* **WHAT TO PRODUCE**: Copy all lines holding the word "오렌지주스에" from the entries.

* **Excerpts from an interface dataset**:
——

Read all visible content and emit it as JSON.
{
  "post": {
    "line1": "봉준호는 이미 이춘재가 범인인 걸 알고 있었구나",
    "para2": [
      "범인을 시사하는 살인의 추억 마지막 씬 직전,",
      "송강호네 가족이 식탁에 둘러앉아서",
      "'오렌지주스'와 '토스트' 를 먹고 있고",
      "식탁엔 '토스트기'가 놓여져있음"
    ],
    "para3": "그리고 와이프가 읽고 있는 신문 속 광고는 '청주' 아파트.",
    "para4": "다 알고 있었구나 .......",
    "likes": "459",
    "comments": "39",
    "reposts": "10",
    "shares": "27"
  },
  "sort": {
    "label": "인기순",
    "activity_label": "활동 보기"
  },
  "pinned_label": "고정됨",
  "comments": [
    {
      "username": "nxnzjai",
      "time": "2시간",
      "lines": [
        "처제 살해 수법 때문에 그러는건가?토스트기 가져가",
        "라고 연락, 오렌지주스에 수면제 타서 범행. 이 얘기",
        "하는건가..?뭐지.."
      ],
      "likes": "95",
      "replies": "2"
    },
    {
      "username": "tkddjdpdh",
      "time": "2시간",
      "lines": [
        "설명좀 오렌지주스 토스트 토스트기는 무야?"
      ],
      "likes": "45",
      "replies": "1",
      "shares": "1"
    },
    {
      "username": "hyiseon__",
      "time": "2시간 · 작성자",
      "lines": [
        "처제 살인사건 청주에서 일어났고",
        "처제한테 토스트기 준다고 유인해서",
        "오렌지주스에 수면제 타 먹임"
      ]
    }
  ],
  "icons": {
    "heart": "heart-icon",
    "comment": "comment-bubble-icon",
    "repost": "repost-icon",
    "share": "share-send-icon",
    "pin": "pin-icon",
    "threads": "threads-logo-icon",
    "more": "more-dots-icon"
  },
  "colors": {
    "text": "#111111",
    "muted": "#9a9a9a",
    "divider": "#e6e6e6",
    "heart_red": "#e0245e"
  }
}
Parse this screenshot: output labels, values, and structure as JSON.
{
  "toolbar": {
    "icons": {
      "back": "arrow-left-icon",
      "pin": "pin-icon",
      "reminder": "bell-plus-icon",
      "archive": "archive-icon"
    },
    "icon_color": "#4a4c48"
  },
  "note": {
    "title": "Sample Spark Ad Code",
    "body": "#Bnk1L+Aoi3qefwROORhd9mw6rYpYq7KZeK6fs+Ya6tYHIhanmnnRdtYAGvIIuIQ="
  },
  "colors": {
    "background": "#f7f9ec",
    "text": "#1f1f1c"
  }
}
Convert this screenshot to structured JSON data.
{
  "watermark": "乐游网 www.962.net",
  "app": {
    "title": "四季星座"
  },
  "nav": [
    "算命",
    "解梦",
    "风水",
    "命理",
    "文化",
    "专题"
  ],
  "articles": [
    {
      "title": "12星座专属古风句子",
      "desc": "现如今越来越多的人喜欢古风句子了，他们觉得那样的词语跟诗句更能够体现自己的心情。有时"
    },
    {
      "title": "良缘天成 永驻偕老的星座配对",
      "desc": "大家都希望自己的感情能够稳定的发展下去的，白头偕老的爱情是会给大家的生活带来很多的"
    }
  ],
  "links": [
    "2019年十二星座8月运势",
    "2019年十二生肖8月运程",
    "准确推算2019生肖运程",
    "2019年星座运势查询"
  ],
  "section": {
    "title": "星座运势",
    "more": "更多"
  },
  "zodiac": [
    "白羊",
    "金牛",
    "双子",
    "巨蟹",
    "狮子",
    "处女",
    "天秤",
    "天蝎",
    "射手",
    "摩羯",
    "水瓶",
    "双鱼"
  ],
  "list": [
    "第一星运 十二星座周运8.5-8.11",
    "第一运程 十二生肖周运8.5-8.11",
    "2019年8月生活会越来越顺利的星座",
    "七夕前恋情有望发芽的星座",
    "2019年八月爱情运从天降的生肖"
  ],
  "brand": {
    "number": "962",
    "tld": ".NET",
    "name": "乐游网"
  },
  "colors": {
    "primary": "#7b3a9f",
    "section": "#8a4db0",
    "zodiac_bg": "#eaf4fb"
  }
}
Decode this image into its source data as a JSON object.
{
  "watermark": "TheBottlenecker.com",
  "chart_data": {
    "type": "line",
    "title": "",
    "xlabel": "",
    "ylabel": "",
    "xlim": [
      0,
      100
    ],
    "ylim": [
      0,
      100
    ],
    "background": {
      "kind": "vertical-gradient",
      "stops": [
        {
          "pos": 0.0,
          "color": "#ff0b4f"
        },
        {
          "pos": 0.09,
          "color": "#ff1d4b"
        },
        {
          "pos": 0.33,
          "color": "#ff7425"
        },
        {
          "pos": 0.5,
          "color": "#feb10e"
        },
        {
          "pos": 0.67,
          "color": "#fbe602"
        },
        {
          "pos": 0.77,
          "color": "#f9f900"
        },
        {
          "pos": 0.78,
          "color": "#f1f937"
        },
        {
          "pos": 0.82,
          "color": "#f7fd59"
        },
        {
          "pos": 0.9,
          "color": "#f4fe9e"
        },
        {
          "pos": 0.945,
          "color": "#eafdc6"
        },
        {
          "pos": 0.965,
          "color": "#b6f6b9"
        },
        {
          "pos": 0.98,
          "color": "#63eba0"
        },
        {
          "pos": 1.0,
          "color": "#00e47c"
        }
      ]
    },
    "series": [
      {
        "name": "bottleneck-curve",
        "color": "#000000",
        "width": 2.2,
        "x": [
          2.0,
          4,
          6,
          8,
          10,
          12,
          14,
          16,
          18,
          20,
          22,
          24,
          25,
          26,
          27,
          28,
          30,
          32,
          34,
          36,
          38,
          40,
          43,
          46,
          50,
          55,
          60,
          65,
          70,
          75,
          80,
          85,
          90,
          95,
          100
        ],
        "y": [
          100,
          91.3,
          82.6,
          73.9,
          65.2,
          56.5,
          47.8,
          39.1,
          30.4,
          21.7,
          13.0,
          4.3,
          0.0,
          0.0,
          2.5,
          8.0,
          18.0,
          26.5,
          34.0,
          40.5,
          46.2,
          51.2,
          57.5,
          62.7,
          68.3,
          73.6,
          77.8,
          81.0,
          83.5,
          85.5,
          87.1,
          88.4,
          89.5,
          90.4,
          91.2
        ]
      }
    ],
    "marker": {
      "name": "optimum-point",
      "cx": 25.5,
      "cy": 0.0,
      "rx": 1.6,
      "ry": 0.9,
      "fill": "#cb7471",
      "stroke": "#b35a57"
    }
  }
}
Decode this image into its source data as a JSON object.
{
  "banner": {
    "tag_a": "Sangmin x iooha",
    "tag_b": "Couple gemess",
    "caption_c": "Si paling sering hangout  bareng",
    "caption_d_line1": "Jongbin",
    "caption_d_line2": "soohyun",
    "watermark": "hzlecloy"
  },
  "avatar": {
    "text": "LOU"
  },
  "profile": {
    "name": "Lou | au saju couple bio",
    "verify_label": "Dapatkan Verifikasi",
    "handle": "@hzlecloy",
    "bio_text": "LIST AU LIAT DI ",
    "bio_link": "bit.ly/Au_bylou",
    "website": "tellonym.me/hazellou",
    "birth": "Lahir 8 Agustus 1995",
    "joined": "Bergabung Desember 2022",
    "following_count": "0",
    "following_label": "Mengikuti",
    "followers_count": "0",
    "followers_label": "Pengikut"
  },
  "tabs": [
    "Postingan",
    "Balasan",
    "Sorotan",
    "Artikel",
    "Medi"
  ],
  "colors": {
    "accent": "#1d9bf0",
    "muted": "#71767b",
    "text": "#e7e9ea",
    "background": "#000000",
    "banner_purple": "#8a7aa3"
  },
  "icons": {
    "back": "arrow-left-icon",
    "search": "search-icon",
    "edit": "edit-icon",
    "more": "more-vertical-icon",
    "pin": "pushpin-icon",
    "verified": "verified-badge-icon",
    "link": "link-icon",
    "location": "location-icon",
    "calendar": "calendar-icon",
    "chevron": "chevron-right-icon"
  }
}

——

* **COMPLETED TASK**:
        "라고 연락, 오렌지주스에 수면제 타서 범행. 이 얘기",
        "오렌지주스에 수면제 타 먹임"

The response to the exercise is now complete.